Montpelier House Museum

The Montpelier House Museum is located at 9650 Muirkirk Rd, Laurel, MD 20708. Visitors can take an interactive tour of the home and its history. The tour includes areas that are rarely opened to the public. You can explore three cellars, an attic, and a walk-in vault. The tour also includes a brief history of the house and the changes it has undergone during its two-hundred-year-long history. Be sure to bring comfortable shoes and old clothes because the tour involves a lot of stairs and ladders.

Visit Montpelier Mansion in Prince George’s County, Maryland, a five-part Georgian style plantation house. This historic property was built between 1781 and 1785. It has also been known as the Snowden-LongHouse and New Birmingham. 

James Dinsmore, the master craftsman at Monticello, kept detailed records of the house’s renovations in the Madison era. These records, which are housed in the University of Virginia library, provide a detailed timeline, and complete physical measurements of all the materials used. The restoration team was able to subtract these measurements from the original construction.

The Montpelier House Museum is dedicated to the legacy and impact of the Madison family on the nation. The museum includes exhibits about James and Dolley Madison, the father of the Constitution and the architect of the Bill of Rights. You will also learn about the enslaved community and their fight for freedom. There are also eight miles of walking trails, and a Civil War encampment site.

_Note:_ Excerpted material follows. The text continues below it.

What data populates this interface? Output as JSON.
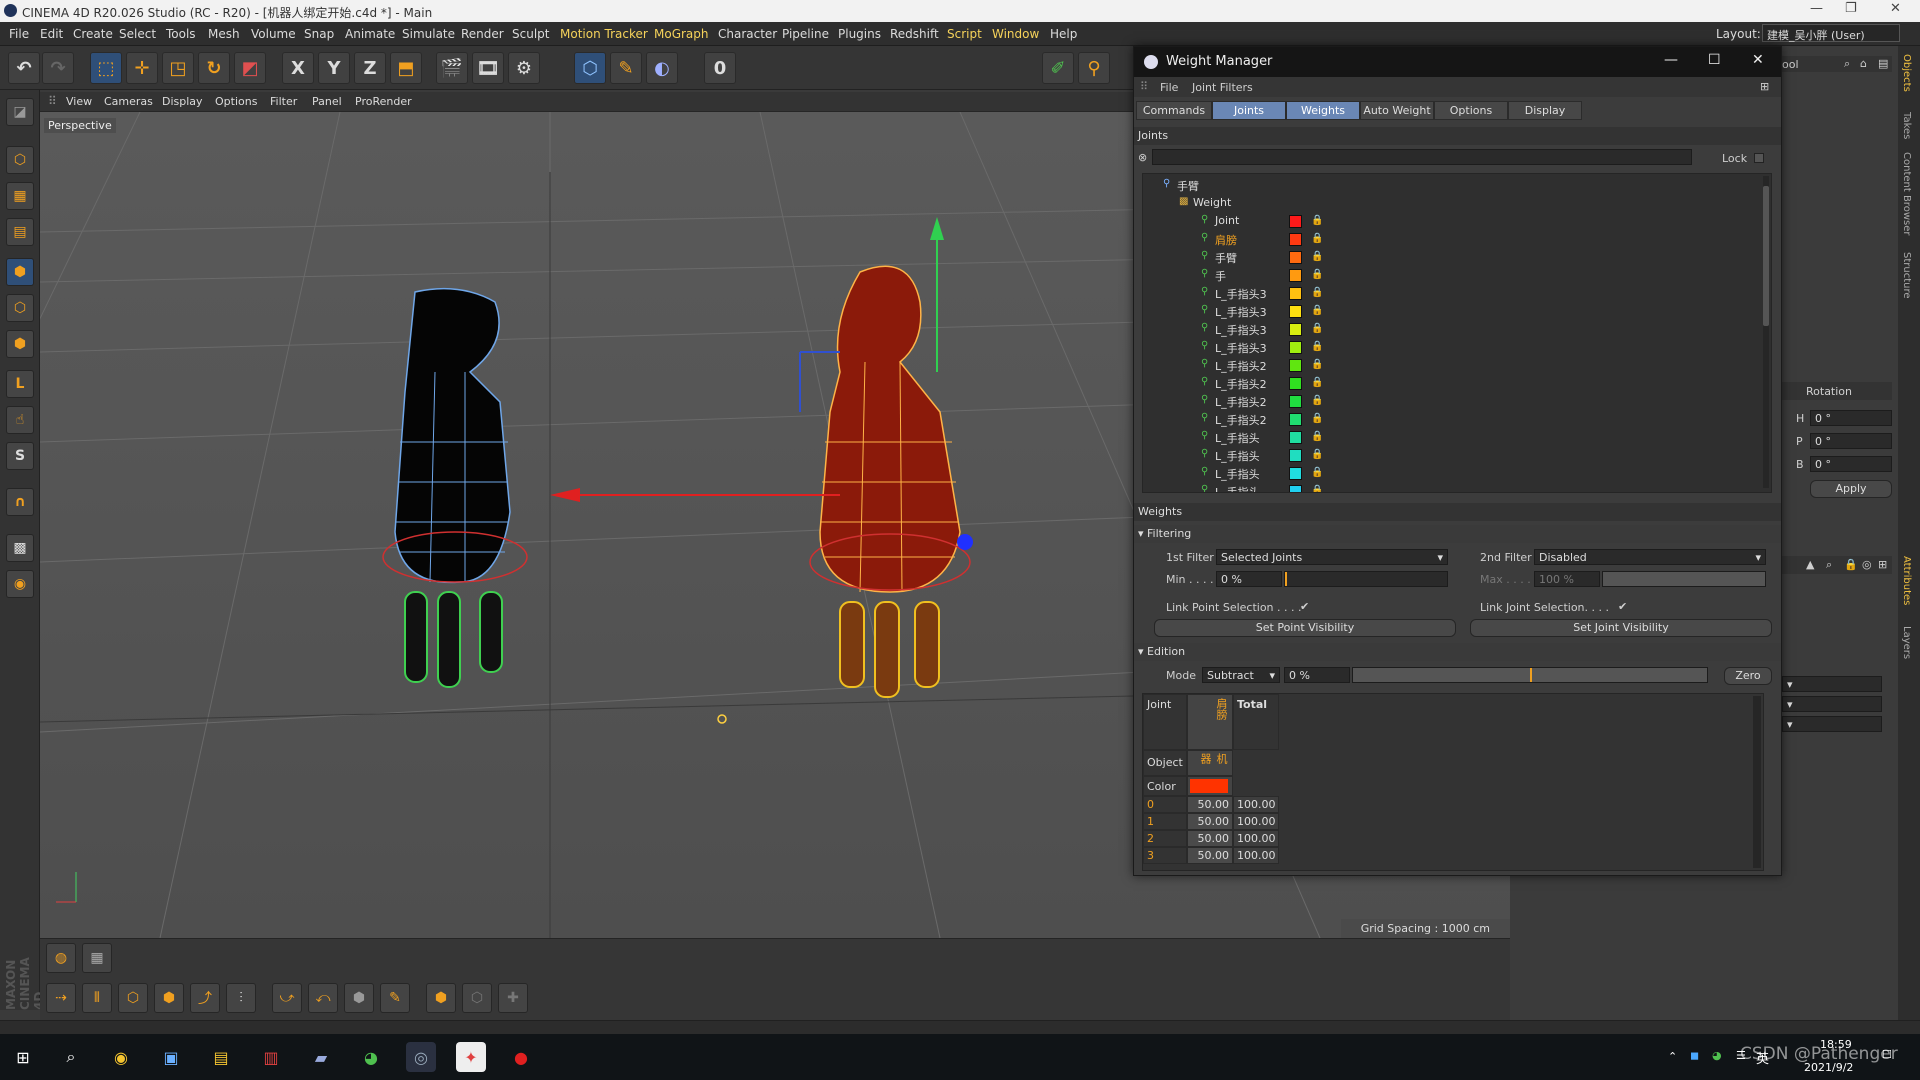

If you are teaching history or constitutional studies, a visit to the Montpelier House Museum is a great way to enrich students’ learning. It is also home to one of the largest research projects on slavery in the United States. The museum hosts regular educational programs throughout the year to engage visitors. If you are planning a vacation to Montpelier House Museum, you will find it an excellent opportunity to learn more about the history of our nation and its founder.

The Montpelier House Museum is home to three families. One of the families was the Snowden family, which lived in the house for four generations. This family had many slaves. It is also believed that one of their descendants, Sampson Powell, went to a segregated school in the 1960s. As a result, his life story inspired Morales to research the family’s connection to slavery.

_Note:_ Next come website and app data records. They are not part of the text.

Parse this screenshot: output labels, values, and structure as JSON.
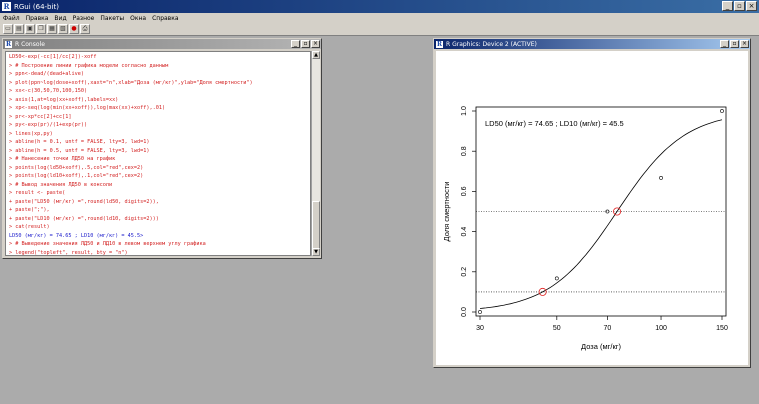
{
  "app": {
    "title": "RGui (64-bit)",
    "icon": "R"
  },
  "window_buttons": {
    "minimize": "_",
    "restore": "▫",
    "close": "×"
  },
  "menu": [
    "Файл",
    "Правка",
    "Вид",
    "Разное",
    "Пакеты",
    "Окна",
    "Справка"
  ],
  "toolbar": [
    "open-script-icon",
    "load-workspace-icon",
    "save-workspace-icon",
    "copy-icon",
    "paste-icon",
    "copy-paste-icon",
    "stop-icon",
    "print-icon"
  ],
  "console": {
    "title": "R Console",
    "lines": [
      {
        "t": "LD50<-exp(-cc[1]/cc[2])-xoff",
        "c": "red"
      },
      {
        "t": "> # Построение линии графика модели согласно данным",
        "c": "red"
      },
      {
        "t": "> ppn<-dead/(dead+alive)",
        "c": "red"
      },
      {
        "t": "> plot(ppn~log(dose+xoff),xaxt=\"n\",xlab=\"Доза (мг/кг)\",ylab=\"Доля смертности\")",
        "c": "red"
      },
      {
        "t": "> xx<-c(30,50,70,100,150)",
        "c": "red"
      },
      {
        "t": "> axis(1,at=log(xx+xoff),labels=xx)",
        "c": "red"
      },
      {
        "t": "> xp<-seq(log(min(xx+xoff)),log(max(xx)+xoff),.01)",
        "c": "red"
      },
      {
        "t": "> pr<-xp*cc[2]+cc[1]",
        "c": "red"
      },
      {
        "t": "> py<-exp(pr)/(1+exp(pr))",
        "c": "red"
      },
      {
        "t": "> lines(xp,py)",
        "c": "red"
      },
      {
        "t": "> abline(h = 0.1, untf = FALSE, lty=3, lwd=1)",
        "c": "red"
      },
      {
        "t": "> abline(h = 0.5, untf = FALSE, lty=3, lwd=1)",
        "c": "red"
      },
      {
        "t": "> # Нанесение точки ЛД50 на график",
        "c": "red"
      },
      {
        "t": "> points(log(ld50+xoff),.5,col=\"red\",cex=2)",
        "c": "red"
      },
      {
        "t": "> points(log(ld10+xoff),.1,col=\"red\",cex=2)",
        "c": "red"
      },
      {
        "t": "> # Вывод значения ЛД50 в консоли",
        "c": "red"
      },
      {
        "t": "> result <- paste(",
        "c": "red"
      },
      {
        "t": "+ paste(\"LD50 (мг/кг) =\",round(ld50, digits=2)),",
        "c": "red"
      },
      {
        "t": "+ paste(\";\"),",
        "c": "red"
      },
      {
        "t": "+ paste(\"LD10 (мг/кг) =\",round(ld10, digits=2)))",
        "c": "red"
      },
      {
        "t": "> cat(result)",
        "c": "red"
      },
      {
        "t": "LD50 (мг/кг) = 74.65 ; LD10 (мг/кг) = 45.5>",
        "c": "blue"
      },
      {
        "t": "> # Выведение значения ЛД50 и ЛД10 в левом верхнем углу графика",
        "c": "red"
      },
      {
        "t": "> legend(\"topleft\", result, bty = \"n\")",
        "c": "red"
      },
      {
        "t": "> |",
        "c": "red"
      }
    ]
  },
  "graphics": {
    "title": "R Graphics: Device 2 (ACTIVE)"
  },
  "chart_data": {
    "type": "scatter",
    "legend_text": "LD50 (мг/кг) = 74.65 ; LD10 (мг/кг) = 45.5",
    "legend_position": "top-left",
    "xlabel": "Доза (мг/кг)",
    "ylabel": "Доля смертности",
    "x_scale": "log",
    "x_ticks": [
      30,
      50,
      70,
      100,
      150
    ],
    "y_ticks": [
      "0.0",
      "0.2",
      "0.4",
      "0.6",
      "0.8",
      "1.0"
    ],
    "y_tick_values": [
      0,
      0.2,
      0.4,
      0.6,
      0.8,
      1.0
    ],
    "ylim": [
      0,
      1
    ],
    "points": [
      {
        "x": 30,
        "y": 0.0
      },
      {
        "x": 50,
        "y": 0.167
      },
      {
        "x": 70,
        "y": 0.5
      },
      {
        "x": 100,
        "y": 0.667
      },
      {
        "x": 150,
        "y": 1.0
      }
    ],
    "red_points": [
      {
        "x": 45.5,
        "y": 0.1
      },
      {
        "x": 74.65,
        "y": 0.5
      }
    ],
    "hlines": [
      0.1,
      0.5
    ],
    "curve": {
      "type": "logistic",
      "midpoint": 74.65,
      "p10": 45.5
    }
  }
}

There are few photographs of the interior of Montpelier, but team members poured over early examples to uncover architectural details and make sure the restoration process is accurate. They also discovered that many original architectural details are still present on the property. Many of the doors had been relocated and repurposed in other areas of the house. The team then worked to return all 51 doors to their original places.

Montpelier House Museum is now open for self-guided tours. It is open Thursday through Sunday from 11am to 3pm. Visitors may also purchase property passes online. A great place to also visit is the Riversdale House Museum.